=== What is expected ===
Whenever a line of the listing contains the string "accent", return that line.

=== Input for this task ===
= Beginning of Section =
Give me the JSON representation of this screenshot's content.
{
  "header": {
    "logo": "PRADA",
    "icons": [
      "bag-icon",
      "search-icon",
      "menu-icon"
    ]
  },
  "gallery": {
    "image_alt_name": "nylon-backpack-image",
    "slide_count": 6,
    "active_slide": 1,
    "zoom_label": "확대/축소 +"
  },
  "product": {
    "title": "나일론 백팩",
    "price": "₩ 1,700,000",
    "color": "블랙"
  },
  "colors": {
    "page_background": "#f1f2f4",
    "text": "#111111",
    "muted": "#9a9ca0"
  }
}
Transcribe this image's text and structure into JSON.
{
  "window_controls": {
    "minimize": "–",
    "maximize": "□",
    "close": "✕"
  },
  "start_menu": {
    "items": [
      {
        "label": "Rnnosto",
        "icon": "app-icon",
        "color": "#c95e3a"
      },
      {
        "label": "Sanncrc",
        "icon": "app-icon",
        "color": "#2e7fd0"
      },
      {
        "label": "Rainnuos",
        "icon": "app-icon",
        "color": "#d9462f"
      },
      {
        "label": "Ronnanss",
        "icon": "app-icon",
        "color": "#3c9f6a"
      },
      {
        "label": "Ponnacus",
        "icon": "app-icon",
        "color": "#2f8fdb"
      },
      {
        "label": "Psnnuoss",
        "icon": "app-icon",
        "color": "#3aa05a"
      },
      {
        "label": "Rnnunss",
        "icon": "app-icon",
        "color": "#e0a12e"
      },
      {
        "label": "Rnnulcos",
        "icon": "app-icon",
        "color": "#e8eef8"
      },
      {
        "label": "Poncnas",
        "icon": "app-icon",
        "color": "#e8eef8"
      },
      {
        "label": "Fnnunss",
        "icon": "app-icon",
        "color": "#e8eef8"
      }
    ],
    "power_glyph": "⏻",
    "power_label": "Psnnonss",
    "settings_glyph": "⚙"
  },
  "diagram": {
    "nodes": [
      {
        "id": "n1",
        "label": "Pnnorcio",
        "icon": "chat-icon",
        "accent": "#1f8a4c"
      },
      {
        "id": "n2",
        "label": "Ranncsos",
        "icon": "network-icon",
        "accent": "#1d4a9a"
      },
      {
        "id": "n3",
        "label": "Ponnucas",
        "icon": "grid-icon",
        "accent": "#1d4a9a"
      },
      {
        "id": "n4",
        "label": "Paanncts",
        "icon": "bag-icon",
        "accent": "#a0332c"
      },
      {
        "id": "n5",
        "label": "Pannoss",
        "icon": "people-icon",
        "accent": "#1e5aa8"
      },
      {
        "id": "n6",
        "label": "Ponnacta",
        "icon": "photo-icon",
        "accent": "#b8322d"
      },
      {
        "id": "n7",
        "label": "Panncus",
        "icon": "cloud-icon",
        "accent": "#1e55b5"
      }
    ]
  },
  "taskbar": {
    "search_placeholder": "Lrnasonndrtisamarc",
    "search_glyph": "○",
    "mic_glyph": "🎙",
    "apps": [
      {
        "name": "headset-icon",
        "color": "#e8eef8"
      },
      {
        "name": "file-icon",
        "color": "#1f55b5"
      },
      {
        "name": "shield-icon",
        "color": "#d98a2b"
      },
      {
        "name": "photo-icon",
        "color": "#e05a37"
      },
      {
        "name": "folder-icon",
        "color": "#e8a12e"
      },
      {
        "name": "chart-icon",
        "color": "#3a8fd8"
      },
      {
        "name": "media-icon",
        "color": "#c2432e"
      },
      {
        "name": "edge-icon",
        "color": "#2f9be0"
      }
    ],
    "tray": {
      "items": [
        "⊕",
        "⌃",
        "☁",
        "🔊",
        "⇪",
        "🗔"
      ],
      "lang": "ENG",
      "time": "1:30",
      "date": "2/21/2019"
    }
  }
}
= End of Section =
=== Answer section ===
        "accent": "#1f8a4c"
        "accent": "#1d4a9a"
        "accent": "#1d4a9a"
        "accent": "#a0332c"
        "accent": "#1e5aa8"
        "accent": "#b8322d"
        "accent": "#1e55b5"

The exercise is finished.